I underwent thyroid surgery in 2010 due to nodules that had grown on my thyroid. I first noticed the nodules in 2003 as a slight swelling in my throat. The nodules did not bother me until the size reached a point where eating and drinking was becoming a hazard due to choking. At this point, I also felt constant pressure in my throat and felt as if someone were squeezing my neck softly.
By late 2010, I knew I could not wait any longer to visit a specialist and scheduled an appointment. At the first consultation, I filled out the standard paperwork that included family medical history and any thyroid related health issue.
My mother has Graves disease so this was one of the things the doctors checked for in the blood tests.
I underwent multiple tests ordered by my doctor including a complete blood workup, a thorough physical, and an ultrasound of my thyroid to rule out any underlying health issues that may affect surgery. A fine needle biopsy was performed to rule out cancer and thankfully, the nodule was benign, or non-cancerous. The biopsy was a quick but painful procedure even though the doctor numbed the area before the biopsy.
My surgery was scheduled and I was advised to arrive early for any last minute tests or paperwork that needed taken care of prior to surgery.
The surgeon consulted with me to explain the operation and the approximate length of time the surgery would take to complete. Next, the anesthesiologist arrived with details regarding what anesthetics would be used during surgery and what to expect when upon waking.
The nurse then placed an IV to administer for the anesthesiologist to administer the anesthetic for any medications the doctor might order, such as pain medications.
After surgery, I work up in the recovery area with a four-inch incision and drain tube located in the thyroid region. The incision, closed with steri-strips, was numb and I did not feel any pain in that area until the anesthetic wore off. I was instructed to let the steri-strips fall off on their own and not to pull or scratch at them.
My doctor chose to use the traditional surgical procedure due to the size of the nodule on my thyroid and the fact that the size of the growth was about three inches in length running parallel to my collarbone.
My throat felt scratchy due to the tube placed down my throat to assist in breathing during surgery.
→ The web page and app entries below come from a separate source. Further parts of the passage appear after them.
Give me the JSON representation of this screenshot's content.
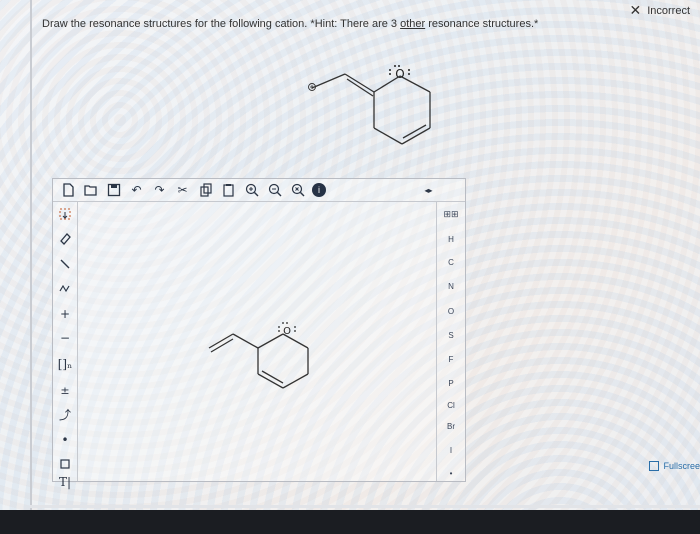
{
  "status": {
    "label": "Incorrect",
    "icon": "x-icon"
  },
  "question": {
    "text_before": "Draw the resonance structures for the following cation.  *Hint: There are 3 ",
    "underlined": "other",
    "text_after": " resonance structures.*"
  },
  "molecule": {
    "charge_symbol": "⊕",
    "oxygen_label": "O"
  },
  "toolbar_top": [
    "new-icon",
    "open-icon",
    "save-icon",
    "undo-icon",
    "redo-icon",
    "cut-icon",
    "copy-icon",
    "paste-icon",
    "zoom-in-icon",
    "zoom-out-icon",
    "zoom-reset-icon",
    "info-icon"
  ],
  "toolbar_left": [
    "select-icon",
    "erase-icon",
    "single-bond-icon",
    "chain-icon",
    "positive-charge-icon",
    "negative-charge-icon",
    "bracket-icon",
    "plus-minus-icon",
    "arrow-icon",
    "electron-dot-icon",
    "rectangle-icon",
    "text-icon"
  ],
  "periodic_label": "periodic-table",
  "elements": [
    "H",
    "C",
    "N",
    "O",
    "S",
    "F",
    "P",
    "Cl",
    "Br",
    "I"
  ],
  "expand_arrows": "◂▸",
  "text_tool": "T|",
  "fullscreen_label": "Fullscree",
  "colors": {
    "accent": "#2a6ea8",
    "toolbar_icon": "#2c3646"
  }
}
I noticed immediately that my voice had changed from normal to sounding as if I was hoarse. My doctor and I had discussed possible changes to my voice because of the surgery, so this change was not a surprise. My voice is still hoarse four years later, although most patients recover a normal voice shortly after surgery.
I went home the same day as surgery with the drainage tube still in my throat. Normally an overnight stay would be recommended to check for excessive bleeding or any other issues that may arise. I was allowed to resume a normal diet as soon as I felt able and any pain subsided.
My doctor recommended weight restrictions for approximately three weeks after surgery with limited activity the first week. After the initial week, I resumed normal activity and returned to work.
A month after my surgery, thyroid hormone levels were checked and found to be low, by this time, I was feeling extreme fatigue. I take the thyroid hormone replacement medication, levothyroxine, at a low does daily and will need this medication the rest of my life.
The scar on my neck was raised and red right after surgery, then turned white, and now has faded to a slim line that is not noticeable unless I bring attention to it.
Thyroid surgery may seem frightening but overall, this was the simplest surgery I have had and the recovery time was minimal. Bring a list of questions to ask your doctor during your initial consultation so you know what to expect and to ease your mind.